╭──

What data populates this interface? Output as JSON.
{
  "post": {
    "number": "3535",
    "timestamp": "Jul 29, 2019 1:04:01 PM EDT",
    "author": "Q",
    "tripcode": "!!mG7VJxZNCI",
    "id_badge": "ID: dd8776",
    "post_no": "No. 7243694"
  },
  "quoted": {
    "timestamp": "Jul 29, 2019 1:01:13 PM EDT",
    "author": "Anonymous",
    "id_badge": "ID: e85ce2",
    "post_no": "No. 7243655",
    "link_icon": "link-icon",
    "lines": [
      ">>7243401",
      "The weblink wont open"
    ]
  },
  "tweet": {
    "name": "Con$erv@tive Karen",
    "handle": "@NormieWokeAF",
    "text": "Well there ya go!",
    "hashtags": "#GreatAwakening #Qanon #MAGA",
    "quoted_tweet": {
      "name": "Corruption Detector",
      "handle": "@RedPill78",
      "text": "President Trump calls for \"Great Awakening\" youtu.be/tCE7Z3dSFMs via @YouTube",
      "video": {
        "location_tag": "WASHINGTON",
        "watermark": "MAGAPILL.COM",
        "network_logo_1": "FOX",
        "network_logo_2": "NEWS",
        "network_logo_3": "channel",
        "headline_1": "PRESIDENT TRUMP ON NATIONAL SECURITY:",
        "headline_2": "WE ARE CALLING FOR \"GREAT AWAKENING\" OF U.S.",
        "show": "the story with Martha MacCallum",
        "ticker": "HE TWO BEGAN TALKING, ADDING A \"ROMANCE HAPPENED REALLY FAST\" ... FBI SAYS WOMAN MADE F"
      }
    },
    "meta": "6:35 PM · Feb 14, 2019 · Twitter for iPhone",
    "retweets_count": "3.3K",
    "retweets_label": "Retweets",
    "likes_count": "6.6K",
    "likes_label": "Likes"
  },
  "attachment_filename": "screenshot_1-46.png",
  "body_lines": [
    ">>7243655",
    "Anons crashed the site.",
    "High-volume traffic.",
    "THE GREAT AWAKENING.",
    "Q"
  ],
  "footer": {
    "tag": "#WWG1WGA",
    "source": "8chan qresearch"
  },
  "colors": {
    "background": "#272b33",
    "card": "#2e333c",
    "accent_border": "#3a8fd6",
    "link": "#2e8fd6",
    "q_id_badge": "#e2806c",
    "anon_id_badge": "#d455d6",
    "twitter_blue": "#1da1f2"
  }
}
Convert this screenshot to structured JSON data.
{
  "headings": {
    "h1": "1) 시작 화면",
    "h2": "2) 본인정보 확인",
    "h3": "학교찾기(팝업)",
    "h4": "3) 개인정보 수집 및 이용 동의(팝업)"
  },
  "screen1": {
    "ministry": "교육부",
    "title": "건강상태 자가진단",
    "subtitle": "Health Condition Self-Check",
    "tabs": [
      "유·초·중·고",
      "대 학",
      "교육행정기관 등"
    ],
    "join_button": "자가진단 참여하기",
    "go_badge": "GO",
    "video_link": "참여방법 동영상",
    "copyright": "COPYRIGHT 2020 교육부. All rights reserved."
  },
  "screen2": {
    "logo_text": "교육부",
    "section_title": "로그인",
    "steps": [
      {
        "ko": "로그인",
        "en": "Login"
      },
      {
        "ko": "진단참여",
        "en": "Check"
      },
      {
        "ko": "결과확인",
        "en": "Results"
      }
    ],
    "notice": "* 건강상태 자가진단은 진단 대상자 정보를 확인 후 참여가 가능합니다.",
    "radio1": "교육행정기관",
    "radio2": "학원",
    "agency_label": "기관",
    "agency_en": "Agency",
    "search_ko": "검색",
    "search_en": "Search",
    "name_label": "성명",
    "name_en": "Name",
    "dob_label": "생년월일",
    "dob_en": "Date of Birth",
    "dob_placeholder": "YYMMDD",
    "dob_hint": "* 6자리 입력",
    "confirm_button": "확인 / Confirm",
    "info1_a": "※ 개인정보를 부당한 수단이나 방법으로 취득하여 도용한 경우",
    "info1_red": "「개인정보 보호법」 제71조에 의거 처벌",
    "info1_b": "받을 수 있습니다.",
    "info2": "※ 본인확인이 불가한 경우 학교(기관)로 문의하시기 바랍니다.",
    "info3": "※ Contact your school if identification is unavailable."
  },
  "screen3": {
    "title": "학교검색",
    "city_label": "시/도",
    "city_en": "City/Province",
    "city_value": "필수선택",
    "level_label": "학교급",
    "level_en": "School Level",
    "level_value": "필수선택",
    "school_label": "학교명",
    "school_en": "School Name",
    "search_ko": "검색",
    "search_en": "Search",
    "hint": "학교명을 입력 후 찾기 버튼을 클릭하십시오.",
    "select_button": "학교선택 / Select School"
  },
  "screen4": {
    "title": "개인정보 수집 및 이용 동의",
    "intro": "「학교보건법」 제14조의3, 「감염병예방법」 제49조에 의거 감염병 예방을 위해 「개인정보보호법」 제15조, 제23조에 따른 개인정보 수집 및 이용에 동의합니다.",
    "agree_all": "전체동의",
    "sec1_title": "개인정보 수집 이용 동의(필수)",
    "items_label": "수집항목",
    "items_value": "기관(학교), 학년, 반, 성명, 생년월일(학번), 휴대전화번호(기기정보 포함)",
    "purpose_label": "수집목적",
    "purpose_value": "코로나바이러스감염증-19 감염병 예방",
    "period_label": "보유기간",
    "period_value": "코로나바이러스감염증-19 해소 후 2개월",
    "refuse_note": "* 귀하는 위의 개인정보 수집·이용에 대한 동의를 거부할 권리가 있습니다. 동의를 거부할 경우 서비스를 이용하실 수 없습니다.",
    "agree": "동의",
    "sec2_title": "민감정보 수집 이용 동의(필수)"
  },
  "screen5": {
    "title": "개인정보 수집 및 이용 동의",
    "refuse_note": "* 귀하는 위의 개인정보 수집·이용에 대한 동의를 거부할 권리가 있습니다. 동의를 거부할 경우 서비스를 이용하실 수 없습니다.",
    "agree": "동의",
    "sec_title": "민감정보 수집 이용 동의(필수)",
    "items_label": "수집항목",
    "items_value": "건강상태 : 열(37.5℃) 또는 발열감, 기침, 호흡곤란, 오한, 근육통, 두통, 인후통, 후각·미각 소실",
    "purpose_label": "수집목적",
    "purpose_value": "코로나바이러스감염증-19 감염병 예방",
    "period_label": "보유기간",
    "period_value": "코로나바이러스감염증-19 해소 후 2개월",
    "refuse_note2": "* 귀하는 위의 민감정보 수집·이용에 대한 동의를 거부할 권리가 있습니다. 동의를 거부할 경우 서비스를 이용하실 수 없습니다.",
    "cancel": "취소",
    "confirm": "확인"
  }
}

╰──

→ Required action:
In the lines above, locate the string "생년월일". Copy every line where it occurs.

→ Solution to this exercise:
    "dob_label": "생년월일",
    "items_value": "기관(학교), 학년, 반, 성명, 생년월일(학번), 휴대전화번호(기기정보 포함)",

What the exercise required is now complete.